- [Work instructions] Print every line of the records below exactly as it reads.

+ + + + + + +

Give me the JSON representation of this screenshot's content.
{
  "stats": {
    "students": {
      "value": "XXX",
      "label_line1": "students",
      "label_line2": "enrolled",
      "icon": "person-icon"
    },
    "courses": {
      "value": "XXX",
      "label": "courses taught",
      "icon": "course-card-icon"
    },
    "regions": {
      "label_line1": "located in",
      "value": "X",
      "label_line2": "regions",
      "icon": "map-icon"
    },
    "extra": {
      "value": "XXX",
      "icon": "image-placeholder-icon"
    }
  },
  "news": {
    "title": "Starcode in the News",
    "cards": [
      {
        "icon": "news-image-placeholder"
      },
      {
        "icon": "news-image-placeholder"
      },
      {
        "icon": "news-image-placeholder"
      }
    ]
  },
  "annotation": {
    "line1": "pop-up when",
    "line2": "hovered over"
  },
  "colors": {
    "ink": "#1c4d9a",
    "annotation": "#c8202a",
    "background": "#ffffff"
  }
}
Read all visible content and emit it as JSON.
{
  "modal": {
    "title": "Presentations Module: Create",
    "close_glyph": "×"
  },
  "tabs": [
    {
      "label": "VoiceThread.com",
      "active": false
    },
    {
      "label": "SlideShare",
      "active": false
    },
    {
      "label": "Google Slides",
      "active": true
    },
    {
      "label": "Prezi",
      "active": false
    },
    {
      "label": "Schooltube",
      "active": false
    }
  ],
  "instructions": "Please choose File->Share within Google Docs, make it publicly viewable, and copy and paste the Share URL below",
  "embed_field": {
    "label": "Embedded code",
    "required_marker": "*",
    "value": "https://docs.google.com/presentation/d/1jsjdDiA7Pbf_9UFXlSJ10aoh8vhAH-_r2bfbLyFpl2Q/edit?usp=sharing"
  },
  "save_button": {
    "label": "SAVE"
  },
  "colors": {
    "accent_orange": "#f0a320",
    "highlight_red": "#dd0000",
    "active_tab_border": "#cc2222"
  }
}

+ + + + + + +

- [Exercise solution]
Give me the JSON representation of this screenshot's content.
{
  "stats": {
    "students": {
      "value": "XXX",
      "label_line1": "students",
      "label_line2": "enrolled",
      "icon": "person-icon"
    },
    "courses": {
      "value": "XXX",
      "label": "courses taught",
      "icon": "course-card-icon"
    },
    "regions": {
      "label_line1": "located in",
      "value": "X",
      "label_line2": "regions",
      "icon": "map-icon"
    },
    "extra": {
      "value": "XXX",
      "icon": "image-placeholder-icon"
    }
  },
  "news": {
    "title": "Starcode in the News",
    "cards": [
      {
        "icon": "news-image-placeholder"
      },
      {
        "icon": "news-image-placeholder"
      },
      {
        "icon": "news-image-placeholder"
      }
    ]
  },
  "annotation": {
    "line1": "pop-up when",
    "line2": "hovered over"
  },
  "colors": {
    "ink": "#1c4d9a",
    "annotation": "#c8202a",
    "background": "#ffffff"
  }
}
Read all visible content and emit it as JSON.
{
  "modal": {
    "title": "Presentations Module: Create",
    "close_glyph": "×"
  },
  "tabs": [
    {
      "label": "VoiceThread.com",
      "active": false
    },
    {
      "label": "SlideShare",
      "active": false
    },
    {
      "label": "Google Slides",
      "active": true
    },
    {
      "label": "Prezi",
      "active": false
    },
    {
      "label": "Schooltube",
      "active": false
    }
  ],
  "instructions": "Please choose File->Share within Google Docs, make it publicly viewable, and copy and paste the Share URL below",
  "embed_field": {
    "label": "Embedded code",
    "required_marker": "*",
    "value": "https://docs.google.com/presentation/d/1jsjdDiA7Pbf_9UFXlSJ10aoh8vhAH-_r2bfbLyFpl2Q/edit?usp=sharing"
  },
  "save_button": {
    "label": "SAVE"
  },
  "colors": {
    "accent_orange": "#f0a320",
    "highlight_red": "#dd0000",
    "active_tab_border": "#cc2222"
  }
}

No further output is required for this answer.